Of course, Skip was no saint. He had his prickly side too. I can recall often listening to his pre-game radio call-in show, where fans would phone in to get clarification on arcane points of the game like the infield fly rule, or try to get answers to obscure trivia questions like how many unassisted triple plays had taken place west of the Mississippi during the month of August.

To say Skip was polite to most of these callers would be — well, a lie. He was gruff, impatient and clearly anxious to dispose of what he regarded as dumb questions quickly.

My sister had another word for his style.

"BJ, this man's rude!" was her aggrieved declaration as she hung out in my room one afternoon, watching me play muted video games while Skip got audibly annoyed with a caller on the radio.

There was no arguing with her on that point — but I still liked Skip. After all, the man was a walking encyclopedia of baseball knowledge. Think about the one subject you know inside out. Then imagine what it would be like to have to answer questions about it on a daily basis from people who are obviously less-informed than you. You might fight the urge to let your impatience show. But you'd still have the urge, all the same.

There's one more thing Skip was. He was the voice of baseball for millions of people without a team.

When Ted Turner came up with the crazy idea to beam his little TBS channel across the country in 1976, suddenly honest-to-goodness big league baseball games were available every night to ranchers in North Dakota and tobacco growers in Kentucky, housewives in Kansas and high-school girls in rural New York state. People who had never had a big-time baseball team of their own, or just weren't all that keen on the local team, suddenly had the Braves to latch onto — and Skip, a Midwesterner turned Atlantan, was right there to describe it all for them.
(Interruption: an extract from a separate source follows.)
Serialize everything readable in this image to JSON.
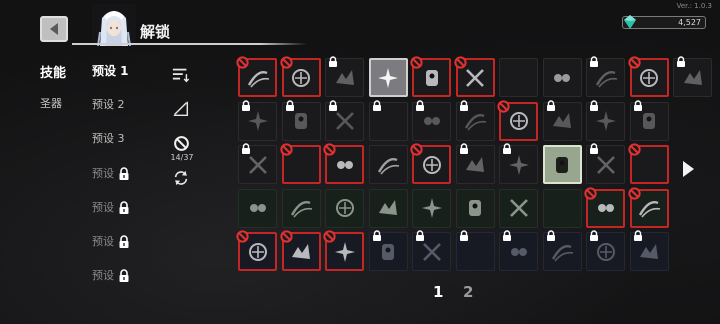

Maybe it's fitting that Skip chose this time to record the 27th out and call it a lifetime. Things are different now. The Braves left TBS last year, relegated to more of a regional presence now.

The magical period that sucked me in — when the sky seemed like the limit every year, when you always knew that the team was among the best in baseball and the heck with anybody who tried to badmouth them — belongs to the past now.

The Braves have turned a corner. It's a different day, and that halcyon era from the '90s and earlier this decade when the team won their division 14 seasons running is gone.

Skip Caray was a huge part of all that. Now he's gone too.

From where I sit, 1991 suddenly seems a very long way off.